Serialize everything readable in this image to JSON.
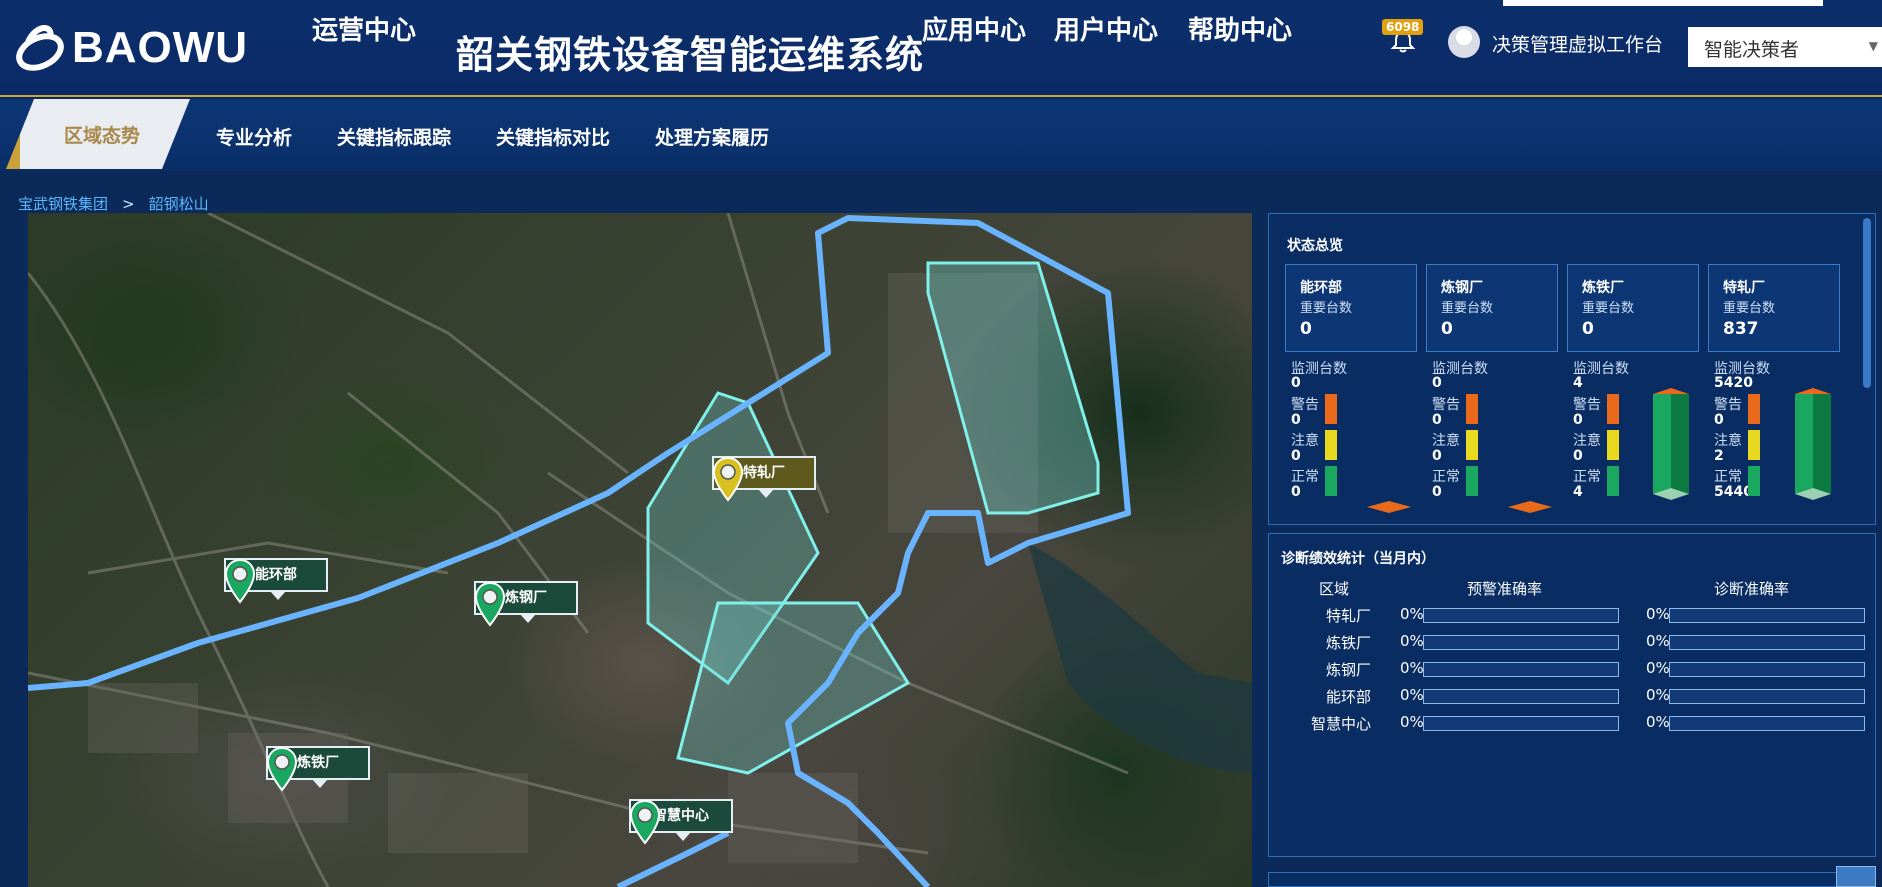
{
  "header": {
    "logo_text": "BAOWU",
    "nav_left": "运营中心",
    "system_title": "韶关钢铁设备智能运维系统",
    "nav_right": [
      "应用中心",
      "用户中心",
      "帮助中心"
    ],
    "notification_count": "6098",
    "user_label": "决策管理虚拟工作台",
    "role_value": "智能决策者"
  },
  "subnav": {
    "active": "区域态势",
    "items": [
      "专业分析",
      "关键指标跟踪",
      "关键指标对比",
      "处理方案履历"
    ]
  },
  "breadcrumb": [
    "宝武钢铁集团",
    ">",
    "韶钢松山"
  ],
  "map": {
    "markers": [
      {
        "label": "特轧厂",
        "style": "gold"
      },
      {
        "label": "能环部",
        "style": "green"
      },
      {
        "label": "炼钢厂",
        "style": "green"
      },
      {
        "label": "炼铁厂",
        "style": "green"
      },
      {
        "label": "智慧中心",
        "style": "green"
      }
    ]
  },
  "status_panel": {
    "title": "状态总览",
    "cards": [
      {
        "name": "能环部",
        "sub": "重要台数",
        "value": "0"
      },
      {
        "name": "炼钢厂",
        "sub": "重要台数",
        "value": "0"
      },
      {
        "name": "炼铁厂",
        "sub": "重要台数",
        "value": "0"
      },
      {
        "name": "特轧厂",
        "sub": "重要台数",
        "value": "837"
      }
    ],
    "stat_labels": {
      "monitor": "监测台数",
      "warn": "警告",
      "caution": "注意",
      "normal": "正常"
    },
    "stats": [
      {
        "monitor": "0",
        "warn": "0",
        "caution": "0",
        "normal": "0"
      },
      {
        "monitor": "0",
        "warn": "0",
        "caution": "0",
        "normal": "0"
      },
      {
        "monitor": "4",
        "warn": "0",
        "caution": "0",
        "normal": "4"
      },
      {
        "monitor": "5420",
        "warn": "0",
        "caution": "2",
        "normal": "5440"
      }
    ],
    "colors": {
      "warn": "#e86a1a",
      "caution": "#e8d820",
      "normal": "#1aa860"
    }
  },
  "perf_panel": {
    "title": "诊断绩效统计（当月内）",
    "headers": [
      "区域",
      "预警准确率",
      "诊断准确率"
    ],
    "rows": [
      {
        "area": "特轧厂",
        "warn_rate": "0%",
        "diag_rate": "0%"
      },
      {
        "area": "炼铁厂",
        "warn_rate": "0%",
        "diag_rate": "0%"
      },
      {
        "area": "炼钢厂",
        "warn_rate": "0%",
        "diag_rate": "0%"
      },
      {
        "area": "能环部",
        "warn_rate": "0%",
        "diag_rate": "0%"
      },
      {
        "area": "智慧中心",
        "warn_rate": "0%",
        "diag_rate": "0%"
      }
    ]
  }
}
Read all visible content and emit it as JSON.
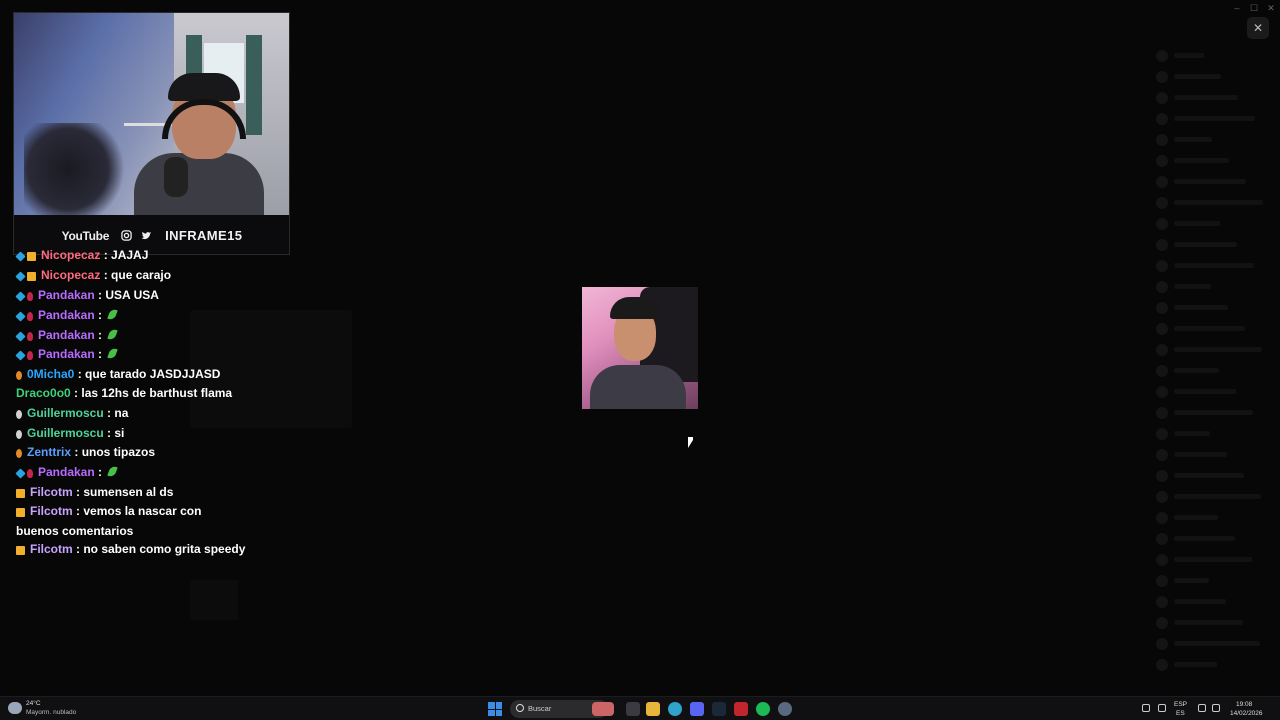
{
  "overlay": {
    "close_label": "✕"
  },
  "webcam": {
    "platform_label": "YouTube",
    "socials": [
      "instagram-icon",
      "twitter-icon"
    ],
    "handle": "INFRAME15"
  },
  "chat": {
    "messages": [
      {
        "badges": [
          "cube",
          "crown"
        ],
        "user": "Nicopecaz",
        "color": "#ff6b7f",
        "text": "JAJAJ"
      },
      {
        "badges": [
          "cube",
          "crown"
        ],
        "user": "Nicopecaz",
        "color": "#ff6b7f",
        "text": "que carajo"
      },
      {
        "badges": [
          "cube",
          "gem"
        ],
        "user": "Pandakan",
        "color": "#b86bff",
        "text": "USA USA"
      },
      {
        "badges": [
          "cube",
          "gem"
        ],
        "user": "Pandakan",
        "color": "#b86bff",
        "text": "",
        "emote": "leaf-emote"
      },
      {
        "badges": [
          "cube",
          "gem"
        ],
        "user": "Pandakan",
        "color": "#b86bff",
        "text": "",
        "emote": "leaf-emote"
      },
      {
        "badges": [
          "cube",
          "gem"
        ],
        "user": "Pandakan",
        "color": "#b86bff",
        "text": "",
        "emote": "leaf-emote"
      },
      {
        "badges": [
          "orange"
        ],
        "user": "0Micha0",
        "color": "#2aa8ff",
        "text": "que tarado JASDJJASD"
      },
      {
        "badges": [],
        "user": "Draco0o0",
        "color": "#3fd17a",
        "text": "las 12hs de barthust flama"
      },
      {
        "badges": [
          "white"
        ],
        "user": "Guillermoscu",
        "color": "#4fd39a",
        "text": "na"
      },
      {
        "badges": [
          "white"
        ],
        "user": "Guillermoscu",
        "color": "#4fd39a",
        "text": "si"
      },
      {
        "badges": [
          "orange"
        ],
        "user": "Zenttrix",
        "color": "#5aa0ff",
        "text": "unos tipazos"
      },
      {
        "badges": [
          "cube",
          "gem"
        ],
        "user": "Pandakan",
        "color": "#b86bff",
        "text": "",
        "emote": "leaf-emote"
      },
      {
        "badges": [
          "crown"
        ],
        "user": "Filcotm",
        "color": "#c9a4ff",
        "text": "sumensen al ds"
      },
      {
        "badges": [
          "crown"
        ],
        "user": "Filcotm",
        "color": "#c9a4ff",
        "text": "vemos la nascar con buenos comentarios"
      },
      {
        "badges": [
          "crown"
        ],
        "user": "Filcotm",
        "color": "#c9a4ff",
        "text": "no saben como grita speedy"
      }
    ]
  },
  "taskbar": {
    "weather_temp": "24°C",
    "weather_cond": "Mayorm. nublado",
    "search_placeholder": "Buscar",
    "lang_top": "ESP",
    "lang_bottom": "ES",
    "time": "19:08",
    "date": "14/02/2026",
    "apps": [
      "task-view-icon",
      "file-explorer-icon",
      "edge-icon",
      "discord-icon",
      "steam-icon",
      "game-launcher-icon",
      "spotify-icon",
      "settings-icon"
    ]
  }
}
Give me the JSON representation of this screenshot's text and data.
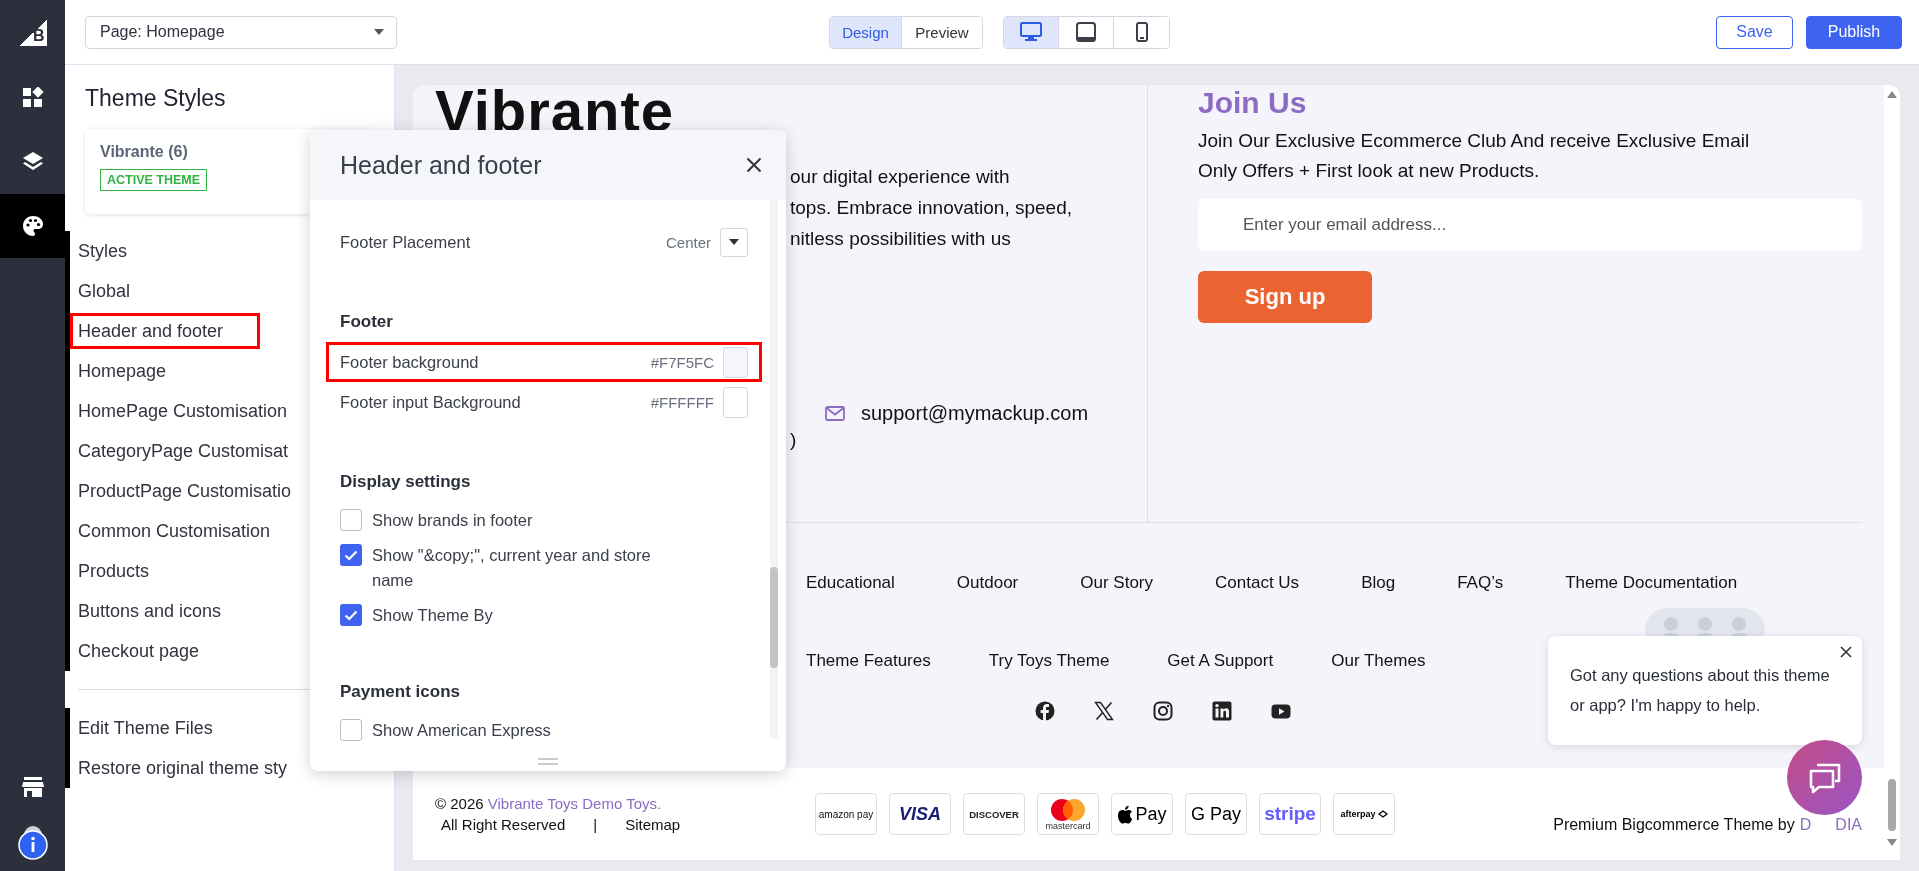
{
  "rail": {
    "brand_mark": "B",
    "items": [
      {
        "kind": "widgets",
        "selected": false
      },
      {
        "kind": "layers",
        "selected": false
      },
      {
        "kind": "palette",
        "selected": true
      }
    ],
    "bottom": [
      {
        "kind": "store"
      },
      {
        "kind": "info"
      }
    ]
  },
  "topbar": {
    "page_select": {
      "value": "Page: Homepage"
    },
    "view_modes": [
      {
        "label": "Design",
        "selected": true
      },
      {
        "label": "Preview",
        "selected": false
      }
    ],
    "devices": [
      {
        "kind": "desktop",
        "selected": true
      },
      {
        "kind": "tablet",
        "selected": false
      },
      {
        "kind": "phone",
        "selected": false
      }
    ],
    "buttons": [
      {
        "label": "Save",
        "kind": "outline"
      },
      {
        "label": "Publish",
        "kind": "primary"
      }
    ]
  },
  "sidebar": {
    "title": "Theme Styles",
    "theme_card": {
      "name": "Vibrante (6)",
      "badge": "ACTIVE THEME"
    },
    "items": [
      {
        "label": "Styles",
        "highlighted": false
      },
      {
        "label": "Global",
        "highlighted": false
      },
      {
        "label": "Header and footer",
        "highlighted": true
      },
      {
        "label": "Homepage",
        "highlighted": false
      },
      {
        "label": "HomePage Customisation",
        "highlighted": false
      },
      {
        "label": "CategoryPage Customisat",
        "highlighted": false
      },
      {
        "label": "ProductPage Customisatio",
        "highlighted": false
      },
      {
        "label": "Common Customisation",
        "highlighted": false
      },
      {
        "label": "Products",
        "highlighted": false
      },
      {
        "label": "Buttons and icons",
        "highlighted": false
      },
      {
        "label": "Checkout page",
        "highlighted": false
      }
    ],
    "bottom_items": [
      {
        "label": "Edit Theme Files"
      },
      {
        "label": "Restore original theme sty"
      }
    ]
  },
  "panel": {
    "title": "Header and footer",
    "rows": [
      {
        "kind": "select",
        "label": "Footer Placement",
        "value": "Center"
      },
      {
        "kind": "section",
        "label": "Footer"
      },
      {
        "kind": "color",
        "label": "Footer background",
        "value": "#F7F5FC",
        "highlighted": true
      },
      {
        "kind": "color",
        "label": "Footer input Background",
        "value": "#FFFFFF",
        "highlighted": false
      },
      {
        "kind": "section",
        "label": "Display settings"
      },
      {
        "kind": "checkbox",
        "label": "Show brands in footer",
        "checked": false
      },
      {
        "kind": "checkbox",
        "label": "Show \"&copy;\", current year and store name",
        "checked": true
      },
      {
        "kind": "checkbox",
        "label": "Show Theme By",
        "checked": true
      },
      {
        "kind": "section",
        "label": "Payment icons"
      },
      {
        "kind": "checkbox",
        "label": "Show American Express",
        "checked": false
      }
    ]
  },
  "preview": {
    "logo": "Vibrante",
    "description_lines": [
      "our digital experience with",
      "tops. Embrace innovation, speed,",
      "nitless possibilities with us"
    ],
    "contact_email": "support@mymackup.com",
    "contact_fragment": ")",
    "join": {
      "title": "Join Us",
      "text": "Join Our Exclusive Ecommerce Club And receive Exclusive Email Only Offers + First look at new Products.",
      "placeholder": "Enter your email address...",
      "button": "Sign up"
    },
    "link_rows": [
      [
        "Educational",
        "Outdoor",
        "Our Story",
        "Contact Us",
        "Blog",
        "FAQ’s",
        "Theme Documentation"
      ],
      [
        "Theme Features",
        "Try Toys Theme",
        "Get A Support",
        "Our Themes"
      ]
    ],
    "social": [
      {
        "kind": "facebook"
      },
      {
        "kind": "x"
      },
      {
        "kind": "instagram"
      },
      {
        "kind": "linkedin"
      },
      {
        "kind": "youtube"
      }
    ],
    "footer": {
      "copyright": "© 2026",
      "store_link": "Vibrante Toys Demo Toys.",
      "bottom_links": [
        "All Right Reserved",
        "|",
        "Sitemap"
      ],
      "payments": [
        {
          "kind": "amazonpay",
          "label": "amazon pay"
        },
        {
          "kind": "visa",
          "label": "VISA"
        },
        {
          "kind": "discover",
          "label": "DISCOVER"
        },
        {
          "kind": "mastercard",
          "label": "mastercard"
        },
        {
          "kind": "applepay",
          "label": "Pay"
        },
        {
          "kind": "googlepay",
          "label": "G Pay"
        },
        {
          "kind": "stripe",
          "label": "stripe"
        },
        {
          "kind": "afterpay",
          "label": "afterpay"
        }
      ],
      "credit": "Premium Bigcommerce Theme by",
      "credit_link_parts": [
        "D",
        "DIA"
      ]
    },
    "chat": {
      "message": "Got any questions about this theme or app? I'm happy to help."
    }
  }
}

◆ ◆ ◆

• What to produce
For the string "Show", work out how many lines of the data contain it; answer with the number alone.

• Answer space
4